▶ [Exercise directions]
Search the data for the word "tabeli". Reproduce every line where it is found.

-- Opening Marker --

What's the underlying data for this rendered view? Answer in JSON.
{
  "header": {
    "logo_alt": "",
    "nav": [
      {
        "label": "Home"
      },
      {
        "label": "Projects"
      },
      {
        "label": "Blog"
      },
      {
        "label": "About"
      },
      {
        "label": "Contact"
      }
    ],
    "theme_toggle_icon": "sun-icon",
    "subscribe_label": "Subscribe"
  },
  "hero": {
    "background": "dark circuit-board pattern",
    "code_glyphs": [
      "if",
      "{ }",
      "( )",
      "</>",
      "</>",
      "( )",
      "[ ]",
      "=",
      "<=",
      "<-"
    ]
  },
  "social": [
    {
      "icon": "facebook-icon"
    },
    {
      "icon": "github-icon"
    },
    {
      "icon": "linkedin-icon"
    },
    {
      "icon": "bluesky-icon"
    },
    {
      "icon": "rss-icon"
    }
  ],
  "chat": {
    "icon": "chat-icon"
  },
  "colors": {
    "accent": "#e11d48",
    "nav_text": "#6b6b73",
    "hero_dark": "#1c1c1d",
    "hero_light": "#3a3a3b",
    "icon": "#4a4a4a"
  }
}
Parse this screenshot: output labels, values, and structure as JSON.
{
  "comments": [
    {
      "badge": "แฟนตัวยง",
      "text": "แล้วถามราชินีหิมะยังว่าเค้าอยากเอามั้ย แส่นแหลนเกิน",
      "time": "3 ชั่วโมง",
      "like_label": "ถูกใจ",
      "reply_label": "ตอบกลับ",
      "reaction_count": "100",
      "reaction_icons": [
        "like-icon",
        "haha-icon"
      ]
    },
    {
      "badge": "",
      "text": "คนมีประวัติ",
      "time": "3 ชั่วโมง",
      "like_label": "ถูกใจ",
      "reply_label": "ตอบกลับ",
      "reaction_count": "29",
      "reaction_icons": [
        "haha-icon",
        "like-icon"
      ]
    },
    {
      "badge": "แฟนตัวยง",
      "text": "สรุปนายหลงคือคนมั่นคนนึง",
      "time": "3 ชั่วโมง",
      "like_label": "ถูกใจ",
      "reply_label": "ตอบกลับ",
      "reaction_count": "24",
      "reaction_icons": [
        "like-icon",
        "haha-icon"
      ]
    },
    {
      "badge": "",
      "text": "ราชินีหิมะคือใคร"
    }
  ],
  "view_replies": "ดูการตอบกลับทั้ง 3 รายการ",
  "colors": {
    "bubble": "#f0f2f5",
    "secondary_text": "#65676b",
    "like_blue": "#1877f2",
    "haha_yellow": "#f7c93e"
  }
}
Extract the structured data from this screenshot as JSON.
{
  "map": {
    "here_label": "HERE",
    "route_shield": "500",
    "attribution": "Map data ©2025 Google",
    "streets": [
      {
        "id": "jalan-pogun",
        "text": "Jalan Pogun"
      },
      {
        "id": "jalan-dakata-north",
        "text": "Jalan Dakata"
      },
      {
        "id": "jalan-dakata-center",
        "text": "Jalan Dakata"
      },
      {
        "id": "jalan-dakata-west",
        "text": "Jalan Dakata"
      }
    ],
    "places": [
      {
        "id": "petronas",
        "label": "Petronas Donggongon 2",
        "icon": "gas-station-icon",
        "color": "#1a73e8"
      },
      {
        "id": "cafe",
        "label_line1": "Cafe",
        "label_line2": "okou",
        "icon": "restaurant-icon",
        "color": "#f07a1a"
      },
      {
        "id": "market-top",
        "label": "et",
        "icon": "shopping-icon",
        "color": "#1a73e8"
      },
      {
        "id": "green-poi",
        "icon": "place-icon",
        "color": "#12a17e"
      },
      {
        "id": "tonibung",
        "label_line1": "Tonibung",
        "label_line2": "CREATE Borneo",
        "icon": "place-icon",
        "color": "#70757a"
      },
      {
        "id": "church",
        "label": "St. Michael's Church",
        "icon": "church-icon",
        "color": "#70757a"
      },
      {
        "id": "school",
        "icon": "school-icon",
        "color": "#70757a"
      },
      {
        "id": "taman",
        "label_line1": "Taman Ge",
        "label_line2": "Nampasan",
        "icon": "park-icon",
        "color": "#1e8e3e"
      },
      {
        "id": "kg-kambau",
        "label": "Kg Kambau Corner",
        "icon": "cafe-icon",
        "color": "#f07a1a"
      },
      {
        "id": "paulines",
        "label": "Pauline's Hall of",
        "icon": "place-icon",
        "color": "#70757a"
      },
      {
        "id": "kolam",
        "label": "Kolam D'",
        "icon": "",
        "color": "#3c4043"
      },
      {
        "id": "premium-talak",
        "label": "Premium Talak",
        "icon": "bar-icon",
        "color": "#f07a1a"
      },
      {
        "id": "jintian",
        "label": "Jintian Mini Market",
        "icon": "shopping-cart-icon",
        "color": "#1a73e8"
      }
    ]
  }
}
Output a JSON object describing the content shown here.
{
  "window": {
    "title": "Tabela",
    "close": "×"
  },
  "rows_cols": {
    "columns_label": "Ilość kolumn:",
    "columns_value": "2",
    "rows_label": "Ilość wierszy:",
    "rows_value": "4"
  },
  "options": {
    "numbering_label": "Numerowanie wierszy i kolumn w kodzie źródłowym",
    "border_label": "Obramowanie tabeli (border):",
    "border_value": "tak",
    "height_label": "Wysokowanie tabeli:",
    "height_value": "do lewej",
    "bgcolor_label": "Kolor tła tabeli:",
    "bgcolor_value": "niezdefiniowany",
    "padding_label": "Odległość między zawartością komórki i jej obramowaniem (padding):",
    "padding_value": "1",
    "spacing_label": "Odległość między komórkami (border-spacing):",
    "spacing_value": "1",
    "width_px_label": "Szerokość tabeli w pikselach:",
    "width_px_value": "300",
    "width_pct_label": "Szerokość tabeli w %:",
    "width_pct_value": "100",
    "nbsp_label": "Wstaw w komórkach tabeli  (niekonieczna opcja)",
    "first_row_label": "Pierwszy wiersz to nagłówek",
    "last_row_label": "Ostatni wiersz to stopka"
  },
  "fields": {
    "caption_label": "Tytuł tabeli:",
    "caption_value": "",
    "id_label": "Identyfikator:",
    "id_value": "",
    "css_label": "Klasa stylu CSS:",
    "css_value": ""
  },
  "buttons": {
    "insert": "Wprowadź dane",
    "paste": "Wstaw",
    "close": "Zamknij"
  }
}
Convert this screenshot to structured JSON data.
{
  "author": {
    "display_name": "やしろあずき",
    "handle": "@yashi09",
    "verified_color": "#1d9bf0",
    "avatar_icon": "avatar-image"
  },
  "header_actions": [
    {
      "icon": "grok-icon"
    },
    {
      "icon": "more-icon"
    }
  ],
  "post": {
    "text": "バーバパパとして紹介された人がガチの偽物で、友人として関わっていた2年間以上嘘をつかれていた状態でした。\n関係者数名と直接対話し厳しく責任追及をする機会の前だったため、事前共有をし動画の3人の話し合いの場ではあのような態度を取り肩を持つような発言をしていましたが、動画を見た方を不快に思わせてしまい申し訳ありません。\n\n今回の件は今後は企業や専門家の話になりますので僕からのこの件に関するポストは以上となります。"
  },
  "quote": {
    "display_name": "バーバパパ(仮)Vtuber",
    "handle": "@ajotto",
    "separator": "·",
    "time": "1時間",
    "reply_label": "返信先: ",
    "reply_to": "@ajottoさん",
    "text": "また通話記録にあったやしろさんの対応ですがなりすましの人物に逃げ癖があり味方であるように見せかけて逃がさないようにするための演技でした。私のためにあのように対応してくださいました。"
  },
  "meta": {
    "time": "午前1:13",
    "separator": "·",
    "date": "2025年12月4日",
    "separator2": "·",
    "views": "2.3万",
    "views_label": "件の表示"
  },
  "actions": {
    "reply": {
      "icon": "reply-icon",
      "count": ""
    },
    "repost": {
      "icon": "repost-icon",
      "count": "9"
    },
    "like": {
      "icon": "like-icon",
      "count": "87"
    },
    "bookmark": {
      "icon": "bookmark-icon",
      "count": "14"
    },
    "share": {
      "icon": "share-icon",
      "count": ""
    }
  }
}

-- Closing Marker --

▶ [Result for this task]
    "border_label": "Obramowanie tabeli (border):",
    "height_label": "Wysokowanie tabeli:",
    "bgcolor_label": "Kolor tła tabeli:",
    "width_px_label": "Szerokość tabeli w pikselach:",
    "width_pct_label": "Szerokość tabeli w %:",
    "nbsp_label": "Wstaw w komórkach tabeli  (niekonieczna opcja)",
    "caption_label": "Tytuł tabeli:",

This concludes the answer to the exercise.